When I started the YAV program I knew very little about food. I thought I knew what I was supposed to eat and why for nutritional purposes, but I couldn’t independently shop or cook for myself. I’ve come a long way in the months I’ve been here, sharpening my techniques in the kitchen and taking a critical eye to the supermarket to look beyond price, beyond convenience, and even beyond nutrition, to consider the human and environmental value of how we eat.
We really haven’t spent much time thinking about nutrition here as BFJYAVs. Our local food challenge has led us to almost entirely cut out heavily processed food, a satisfyingly healthy measure that I recommend. But otherwise, we buy what we buy based on its implications for social and environmental justice, and we use it in ways that are most economical for our intentionally simple lifestyle (e.g. freezing scraps and leftovers to limit food waste and use later). Where I really learned what makes a meal was not in my kitchen at home but in the Food For Free Family Meals kitchen.
Family Meals is one of my favorite programs at my nonprofit organization because of how it creatively addresses multiple issues in the food system. This program uses frozen leftovers from collegiate and corporate dining halls in Cambridge to make individual microwaveable meals for people in need. Volunteers break up the bulk frozen food into small loose pieces that can be scooped into compartmentalized serving-size trays, sealed, and put back into the freezer. Processing the food this way prevents it from going to waste, and expands access for food insecure people who may not have the ability to prepare food in a fully equipped kitchen.
Even more specifically, Family Meals is a model for creating nutritious and appetizing meals that make sense. Each meal consists of three parts: a starch, a protein, and a vegetable. We scoop one cup of starch or grain into the larger of two compartments, and on top of that we place a meat or vegetable protein. Then the smaller compartment gets a serving of vegetables. When we receive donated food, we think about it in its role of starch, protein, or veggie, and when combining these, volunteers try to put items together that are meant to taste good, such as baked fish and roasted potatoes, or tofu stir fry on rice. The possibilities are endless, but every meal is built with the same three blocks.
I knew I had internalized this model when I started thinking of my lunches in the same way. As I scoop rice into a Tupperware, I think, “What protein do I have that would go well with this?” Sweet potato and lentil curry, quinoa with split peas, and good old-fashioned rice and beans have been some of my favorite meals to have leftovers of. Creating meals by combining the grain, protein, and veggie elements ensures that a greater amount of the calories I eat are nutrient rich, compared to trying to target specific dietary needs or using heavily processed food.

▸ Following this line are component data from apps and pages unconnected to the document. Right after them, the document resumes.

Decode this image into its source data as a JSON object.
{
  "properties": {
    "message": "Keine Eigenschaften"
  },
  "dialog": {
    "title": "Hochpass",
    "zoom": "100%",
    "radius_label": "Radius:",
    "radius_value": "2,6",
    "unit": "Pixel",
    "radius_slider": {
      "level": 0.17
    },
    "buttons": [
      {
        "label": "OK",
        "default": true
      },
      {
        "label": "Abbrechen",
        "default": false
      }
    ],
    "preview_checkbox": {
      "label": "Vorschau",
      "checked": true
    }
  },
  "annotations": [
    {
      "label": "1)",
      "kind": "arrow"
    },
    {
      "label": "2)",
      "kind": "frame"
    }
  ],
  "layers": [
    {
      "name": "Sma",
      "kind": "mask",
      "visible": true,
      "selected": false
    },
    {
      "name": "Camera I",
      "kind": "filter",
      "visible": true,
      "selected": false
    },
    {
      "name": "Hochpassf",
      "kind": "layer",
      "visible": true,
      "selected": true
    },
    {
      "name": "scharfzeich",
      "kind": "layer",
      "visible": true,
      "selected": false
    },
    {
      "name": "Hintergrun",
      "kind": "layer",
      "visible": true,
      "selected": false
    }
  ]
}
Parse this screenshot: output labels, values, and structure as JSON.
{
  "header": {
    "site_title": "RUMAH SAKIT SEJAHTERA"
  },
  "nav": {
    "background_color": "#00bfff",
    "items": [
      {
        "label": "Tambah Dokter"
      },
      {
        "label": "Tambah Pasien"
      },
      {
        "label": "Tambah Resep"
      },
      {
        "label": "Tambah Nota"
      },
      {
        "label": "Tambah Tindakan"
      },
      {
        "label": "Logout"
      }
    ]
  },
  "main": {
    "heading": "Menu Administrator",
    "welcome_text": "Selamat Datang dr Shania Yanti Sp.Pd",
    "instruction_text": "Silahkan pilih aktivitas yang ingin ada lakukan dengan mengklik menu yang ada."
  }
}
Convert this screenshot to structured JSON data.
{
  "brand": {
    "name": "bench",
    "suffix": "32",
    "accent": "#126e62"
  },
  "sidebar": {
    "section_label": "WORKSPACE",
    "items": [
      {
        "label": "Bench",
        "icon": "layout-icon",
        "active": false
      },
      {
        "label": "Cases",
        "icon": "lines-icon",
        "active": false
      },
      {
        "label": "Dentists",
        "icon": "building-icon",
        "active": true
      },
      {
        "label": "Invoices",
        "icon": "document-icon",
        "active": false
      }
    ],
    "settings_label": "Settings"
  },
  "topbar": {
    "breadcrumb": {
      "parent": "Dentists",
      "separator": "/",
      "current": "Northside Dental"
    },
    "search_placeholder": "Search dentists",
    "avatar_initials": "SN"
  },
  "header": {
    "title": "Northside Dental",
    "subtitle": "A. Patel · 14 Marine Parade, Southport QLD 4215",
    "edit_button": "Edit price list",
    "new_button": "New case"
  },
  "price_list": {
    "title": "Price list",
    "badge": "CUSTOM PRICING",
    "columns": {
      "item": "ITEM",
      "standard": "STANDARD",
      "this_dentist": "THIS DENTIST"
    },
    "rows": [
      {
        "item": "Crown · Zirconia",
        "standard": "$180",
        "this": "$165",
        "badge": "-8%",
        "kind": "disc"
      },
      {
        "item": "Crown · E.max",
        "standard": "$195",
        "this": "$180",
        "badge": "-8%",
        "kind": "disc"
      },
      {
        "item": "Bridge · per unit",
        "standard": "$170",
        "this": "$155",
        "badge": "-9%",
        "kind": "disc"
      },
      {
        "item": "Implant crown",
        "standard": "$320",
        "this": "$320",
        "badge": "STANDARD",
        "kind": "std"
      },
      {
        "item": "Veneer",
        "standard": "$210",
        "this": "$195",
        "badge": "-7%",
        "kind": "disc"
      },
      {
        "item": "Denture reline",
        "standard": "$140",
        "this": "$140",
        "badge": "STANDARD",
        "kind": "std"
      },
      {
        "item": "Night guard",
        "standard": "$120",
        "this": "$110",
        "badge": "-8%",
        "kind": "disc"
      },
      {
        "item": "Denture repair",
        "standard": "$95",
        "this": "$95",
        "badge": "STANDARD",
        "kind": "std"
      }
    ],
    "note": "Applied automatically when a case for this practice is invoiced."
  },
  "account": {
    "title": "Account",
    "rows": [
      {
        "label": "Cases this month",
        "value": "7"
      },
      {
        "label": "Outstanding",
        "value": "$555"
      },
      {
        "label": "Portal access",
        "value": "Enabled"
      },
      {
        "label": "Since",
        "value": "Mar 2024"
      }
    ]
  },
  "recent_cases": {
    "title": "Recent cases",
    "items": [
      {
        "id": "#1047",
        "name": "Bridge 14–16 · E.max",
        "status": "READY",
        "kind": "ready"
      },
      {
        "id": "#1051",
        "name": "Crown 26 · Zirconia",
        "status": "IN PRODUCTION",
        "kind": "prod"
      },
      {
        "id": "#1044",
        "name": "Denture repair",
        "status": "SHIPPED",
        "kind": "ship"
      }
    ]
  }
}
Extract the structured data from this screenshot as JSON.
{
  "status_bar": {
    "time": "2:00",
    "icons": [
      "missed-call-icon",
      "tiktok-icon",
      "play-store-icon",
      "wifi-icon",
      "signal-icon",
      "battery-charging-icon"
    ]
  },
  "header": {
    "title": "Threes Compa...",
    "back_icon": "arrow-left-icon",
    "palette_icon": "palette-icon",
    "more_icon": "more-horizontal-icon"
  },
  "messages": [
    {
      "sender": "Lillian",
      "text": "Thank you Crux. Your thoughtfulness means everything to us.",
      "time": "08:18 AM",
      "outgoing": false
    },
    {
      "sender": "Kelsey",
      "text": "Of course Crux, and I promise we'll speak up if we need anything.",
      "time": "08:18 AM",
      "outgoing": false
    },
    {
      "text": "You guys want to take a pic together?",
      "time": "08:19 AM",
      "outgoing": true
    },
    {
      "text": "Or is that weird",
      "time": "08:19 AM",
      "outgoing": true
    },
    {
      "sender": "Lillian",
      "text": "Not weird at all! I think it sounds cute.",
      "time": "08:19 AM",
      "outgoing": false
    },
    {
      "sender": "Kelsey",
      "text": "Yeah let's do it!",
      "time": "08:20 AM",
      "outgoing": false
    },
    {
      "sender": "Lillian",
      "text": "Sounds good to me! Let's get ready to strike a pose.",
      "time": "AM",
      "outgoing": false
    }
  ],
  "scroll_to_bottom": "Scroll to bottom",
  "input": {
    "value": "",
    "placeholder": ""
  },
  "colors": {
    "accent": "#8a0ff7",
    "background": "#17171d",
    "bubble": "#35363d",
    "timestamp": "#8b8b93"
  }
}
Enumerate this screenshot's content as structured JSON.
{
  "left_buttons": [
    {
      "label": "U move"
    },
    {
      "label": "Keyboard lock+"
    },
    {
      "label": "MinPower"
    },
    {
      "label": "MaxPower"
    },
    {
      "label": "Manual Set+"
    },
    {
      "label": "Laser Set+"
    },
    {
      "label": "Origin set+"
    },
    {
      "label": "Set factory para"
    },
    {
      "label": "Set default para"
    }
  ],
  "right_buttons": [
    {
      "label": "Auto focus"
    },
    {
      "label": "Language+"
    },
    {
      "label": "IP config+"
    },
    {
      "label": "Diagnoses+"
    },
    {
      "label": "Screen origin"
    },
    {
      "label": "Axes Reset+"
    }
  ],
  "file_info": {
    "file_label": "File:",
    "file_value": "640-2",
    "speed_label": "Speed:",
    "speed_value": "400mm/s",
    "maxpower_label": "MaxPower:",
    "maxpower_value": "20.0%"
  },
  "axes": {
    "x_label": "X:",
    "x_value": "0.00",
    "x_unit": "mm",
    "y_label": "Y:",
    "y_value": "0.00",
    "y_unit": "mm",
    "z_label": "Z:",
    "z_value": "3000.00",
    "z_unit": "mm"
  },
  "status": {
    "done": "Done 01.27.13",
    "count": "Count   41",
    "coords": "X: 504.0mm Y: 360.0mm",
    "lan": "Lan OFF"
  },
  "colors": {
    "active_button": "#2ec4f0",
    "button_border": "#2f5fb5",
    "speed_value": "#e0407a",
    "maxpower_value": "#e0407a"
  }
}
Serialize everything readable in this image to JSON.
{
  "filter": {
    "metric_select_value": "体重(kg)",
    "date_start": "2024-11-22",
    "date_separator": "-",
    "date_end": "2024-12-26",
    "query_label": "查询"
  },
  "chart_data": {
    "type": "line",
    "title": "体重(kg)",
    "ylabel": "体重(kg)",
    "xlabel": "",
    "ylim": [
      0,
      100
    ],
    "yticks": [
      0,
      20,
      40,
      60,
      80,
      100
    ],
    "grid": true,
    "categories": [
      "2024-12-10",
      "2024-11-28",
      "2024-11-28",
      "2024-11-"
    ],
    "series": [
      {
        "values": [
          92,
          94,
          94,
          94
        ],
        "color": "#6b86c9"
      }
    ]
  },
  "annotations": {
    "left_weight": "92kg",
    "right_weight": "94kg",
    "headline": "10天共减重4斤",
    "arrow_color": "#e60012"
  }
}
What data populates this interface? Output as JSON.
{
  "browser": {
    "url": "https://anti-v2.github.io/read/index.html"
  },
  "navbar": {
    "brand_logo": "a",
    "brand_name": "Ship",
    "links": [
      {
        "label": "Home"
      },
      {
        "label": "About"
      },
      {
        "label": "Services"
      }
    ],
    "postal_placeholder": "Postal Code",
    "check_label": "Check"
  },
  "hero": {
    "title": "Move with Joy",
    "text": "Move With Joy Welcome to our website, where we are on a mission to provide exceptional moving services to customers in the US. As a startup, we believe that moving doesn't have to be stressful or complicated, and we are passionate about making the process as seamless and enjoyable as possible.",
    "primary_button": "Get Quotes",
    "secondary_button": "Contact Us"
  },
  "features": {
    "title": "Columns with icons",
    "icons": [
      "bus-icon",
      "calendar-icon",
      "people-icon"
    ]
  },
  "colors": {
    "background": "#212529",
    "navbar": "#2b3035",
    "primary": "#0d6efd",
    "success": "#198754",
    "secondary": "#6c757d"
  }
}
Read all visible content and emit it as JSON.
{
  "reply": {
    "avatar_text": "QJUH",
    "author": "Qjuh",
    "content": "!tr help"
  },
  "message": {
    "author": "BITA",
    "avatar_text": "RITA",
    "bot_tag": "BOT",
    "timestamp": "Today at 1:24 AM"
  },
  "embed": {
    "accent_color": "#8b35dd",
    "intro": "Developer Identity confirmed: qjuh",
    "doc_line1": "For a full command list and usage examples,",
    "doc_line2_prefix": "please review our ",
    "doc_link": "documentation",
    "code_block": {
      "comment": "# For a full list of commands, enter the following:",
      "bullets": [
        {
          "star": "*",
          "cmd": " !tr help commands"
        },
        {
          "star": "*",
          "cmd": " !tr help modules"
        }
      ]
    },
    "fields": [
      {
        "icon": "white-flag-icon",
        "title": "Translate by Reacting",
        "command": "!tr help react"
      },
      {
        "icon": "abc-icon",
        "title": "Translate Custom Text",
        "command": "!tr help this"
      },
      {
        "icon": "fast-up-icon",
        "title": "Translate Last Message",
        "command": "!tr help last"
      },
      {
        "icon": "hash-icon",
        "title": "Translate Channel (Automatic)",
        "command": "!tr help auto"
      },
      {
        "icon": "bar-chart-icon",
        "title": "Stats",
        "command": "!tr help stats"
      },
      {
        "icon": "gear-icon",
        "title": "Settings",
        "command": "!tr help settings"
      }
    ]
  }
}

The joy I feel when I explain Family Meals and its multidimensional model is similar to the joy I feel when a meal comes together that started as separate, uncooked, whole ingredients. What these two experiences of my YAV year share is a consciousness that nutrition could be simpler than we’ve made it out to be, and that it encourages an infinitely satisfying creativity. Perhaps the best news is that we don’t have to turn into health nuts to eat healthy, we just have to know how to put three blocks together. With all the time and energy we save, we can turn our attention to other aspects of our food: promoting environmental sustainability, rejecting the exploitation of farm and food workers, expanding food access, and supporting the idea that sustenance is a human right.